_TASK PROMPT_: Your copy should hold every record exactly and no images.
....
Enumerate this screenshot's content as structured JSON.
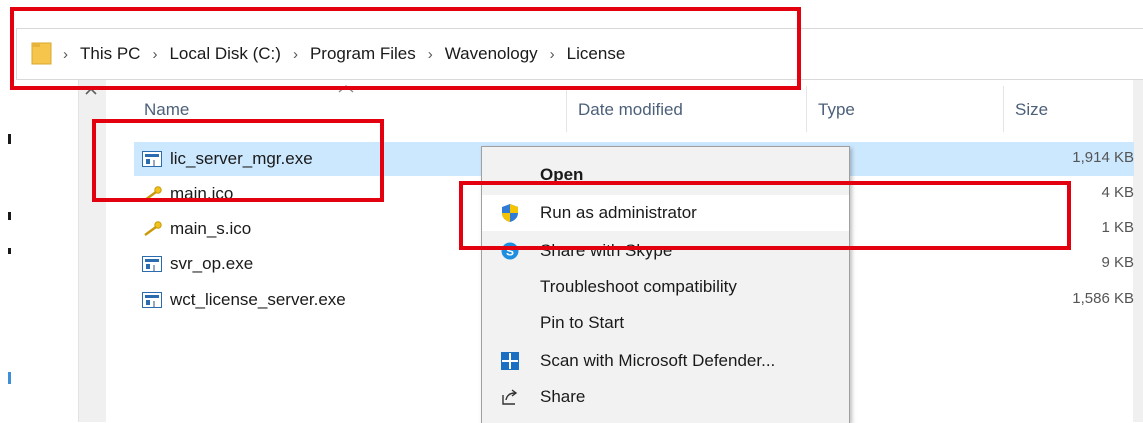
{
  "address_bar": {
    "breadcrumb": [
      "This PC",
      "Local Disk (C:)",
      "Program Files",
      "Wavenology",
      "License"
    ],
    "separator": "›"
  },
  "columns": {
    "name": "Name",
    "date_modified": "Date modified",
    "type": "Type",
    "size": "Size"
  },
  "files": [
    {
      "name": "lic_server_mgr.exe",
      "size": "1,914 KB",
      "icon": "exe-icon",
      "selected": true
    },
    {
      "name": "main.ico",
      "size": "4 KB",
      "icon": "key-icon",
      "selected": false
    },
    {
      "name": "main_s.ico",
      "size": "1 KB",
      "icon": "key-icon",
      "selected": false
    },
    {
      "name": "svr_op.exe",
      "size": "9 KB",
      "icon": "exe-icon",
      "selected": false
    },
    {
      "name": "wct_license_server.exe",
      "size": "1,586 KB",
      "icon": "exe-icon",
      "selected": false
    }
  ],
  "context_menu": {
    "items": [
      {
        "label": "Open",
        "icon": "",
        "bold": true
      },
      {
        "label": "Run as administrator",
        "icon": "uac-shield-icon",
        "highlighted": true
      },
      {
        "label": "Share with Skype",
        "icon": "skype-icon"
      },
      {
        "label": "Troubleshoot compatibility",
        "icon": ""
      },
      {
        "label": "Pin to Start",
        "icon": ""
      },
      {
        "label": "Scan with Microsoft Defender...",
        "icon": "defender-icon"
      },
      {
        "label": "Share",
        "icon": "share-icon"
      }
    ]
  },
  "colors": {
    "selection": "#cce8ff",
    "annotation": "#e3000f",
    "menu_background": "#f2f2f2",
    "folder": "#f5c64b"
  }
}
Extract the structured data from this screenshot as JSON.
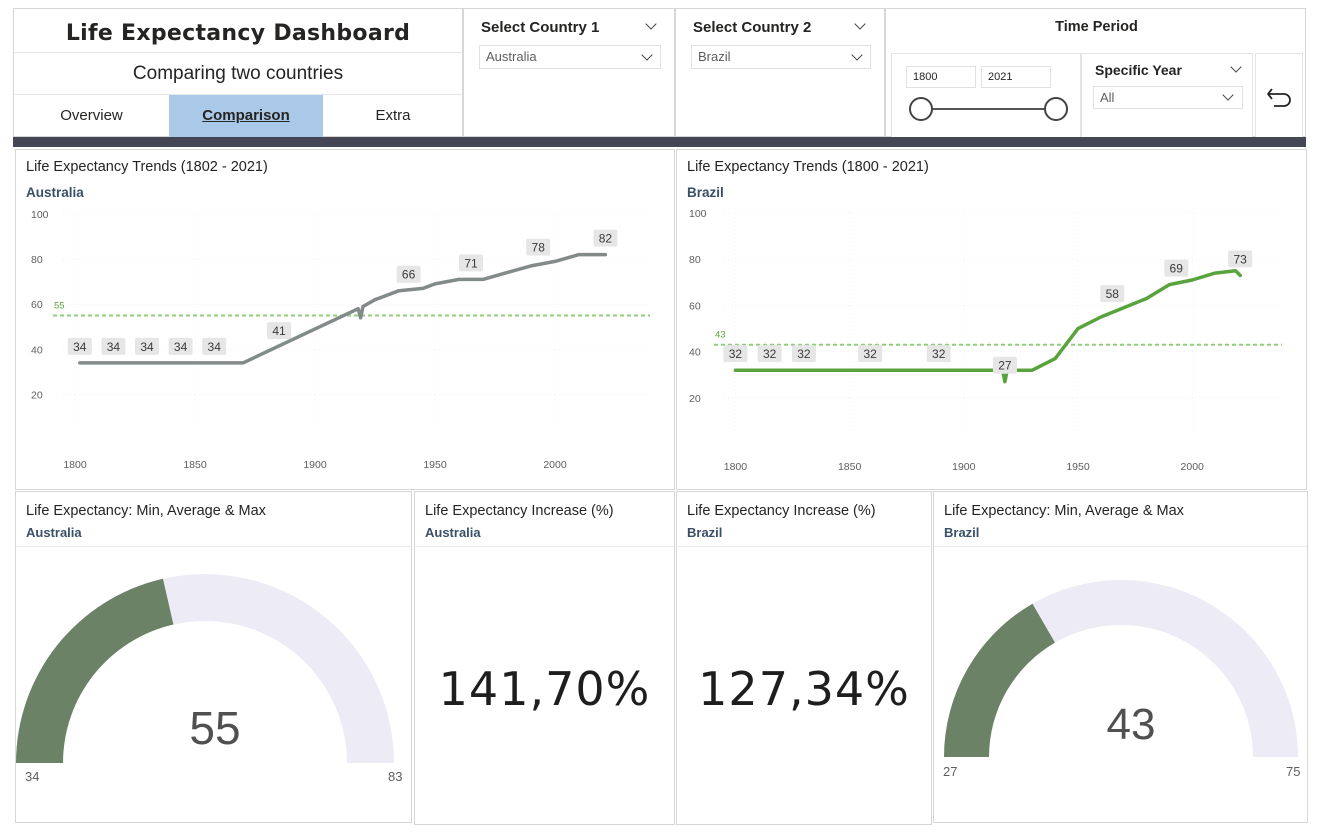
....
_ANSWER BELOW_:
Enumerate this screenshot's content as structured JSON.
{
  "address_bar": {
    "breadcrumb": [
      "This PC",
      "Local Disk (C:)",
      "Program Files",
      "Wavenology",
      "License"
    ],
    "separator": "›"
  },
  "columns": {
    "name": "Name",
    "date_modified": "Date modified",
    "type": "Type",
    "size": "Size"
  },
  "files": [
    {
      "name": "lic_server_mgr.exe",
      "size": "1,914 KB",
      "icon": "exe-icon",
      "selected": true
    },
    {
      "name": "main.ico",
      "size": "4 KB",
      "icon": "key-icon",
      "selected": false
    },
    {
      "name": "main_s.ico",
      "size": "1 KB",
      "icon": "key-icon",
      "selected": false
    },
    {
      "name": "svr_op.exe",
      "size": "9 KB",
      "icon": "exe-icon",
      "selected": false
    },
    {
      "name": "wct_license_server.exe",
      "size": "1,586 KB",
      "icon": "exe-icon",
      "selected": false
    }
  ],
  "context_menu": {
    "items": [
      {
        "label": "Open",
        "icon": "",
        "bold": true
      },
      {
        "label": "Run as administrator",
        "icon": "uac-shield-icon",
        "highlighted": true
      },
      {
        "label": "Share with Skype",
        "icon": "skype-icon"
      },
      {
        "label": "Troubleshoot compatibility",
        "icon": ""
      },
      {
        "label": "Pin to Start",
        "icon": ""
      },
      {
        "label": "Scan with Microsoft Defender...",
        "icon": "defender-icon"
      },
      {
        "label": "Share",
        "icon": "share-icon"
      }
    ]
  },
  "colors": {
    "selection": "#cce8ff",
    "annotation": "#e3000f",
    "menu_background": "#f2f2f2",
    "folder": "#f5c64b"
  }
}
Extract the structured data from this screenshot as JSON.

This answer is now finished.